» **BRIEF**: Output the data below exactly.

» **DATASET RECORDS**:
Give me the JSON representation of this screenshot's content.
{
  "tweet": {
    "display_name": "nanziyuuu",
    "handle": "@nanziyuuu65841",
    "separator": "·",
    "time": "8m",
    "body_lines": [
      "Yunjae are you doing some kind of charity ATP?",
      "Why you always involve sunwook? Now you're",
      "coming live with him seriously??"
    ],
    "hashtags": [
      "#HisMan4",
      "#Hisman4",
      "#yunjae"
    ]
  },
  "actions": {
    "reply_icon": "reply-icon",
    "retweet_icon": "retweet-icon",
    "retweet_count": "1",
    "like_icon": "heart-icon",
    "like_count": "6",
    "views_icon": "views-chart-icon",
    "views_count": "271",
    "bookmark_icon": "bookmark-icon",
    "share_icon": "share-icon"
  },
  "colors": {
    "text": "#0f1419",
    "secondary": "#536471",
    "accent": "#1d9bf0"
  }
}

» **TASK RESPONSE**:
Give me the JSON representation of this screenshot's content.
{
  "tweet": {
    "display_name": "nanziyuuu",
    "handle": "@nanziyuuu65841",
    "separator": "·",
    "time": "8m",
    "body_lines": [
      "Yunjae are you doing some kind of charity ATP?",
      "Why you always involve sunwook? Now you're",
      "coming live with him seriously??"
    ],
    "hashtags": [
      "#HisMan4",
      "#Hisman4",
      "#yunjae"
    ]
  },
  "actions": {
    "reply_icon": "reply-icon",
    "retweet_icon": "retweet-icon",
    "retweet_count": "1",
    "like_icon": "heart-icon",
    "like_count": "6",
    "views_icon": "views-chart-icon",
    "views_count": "271",
    "bookmark_icon": "bookmark-icon",
    "share_icon": "share-icon"
  },
  "colors": {
    "text": "#0f1419",
    "secondary": "#536471",
    "accent": "#1d9bf0"
  }
}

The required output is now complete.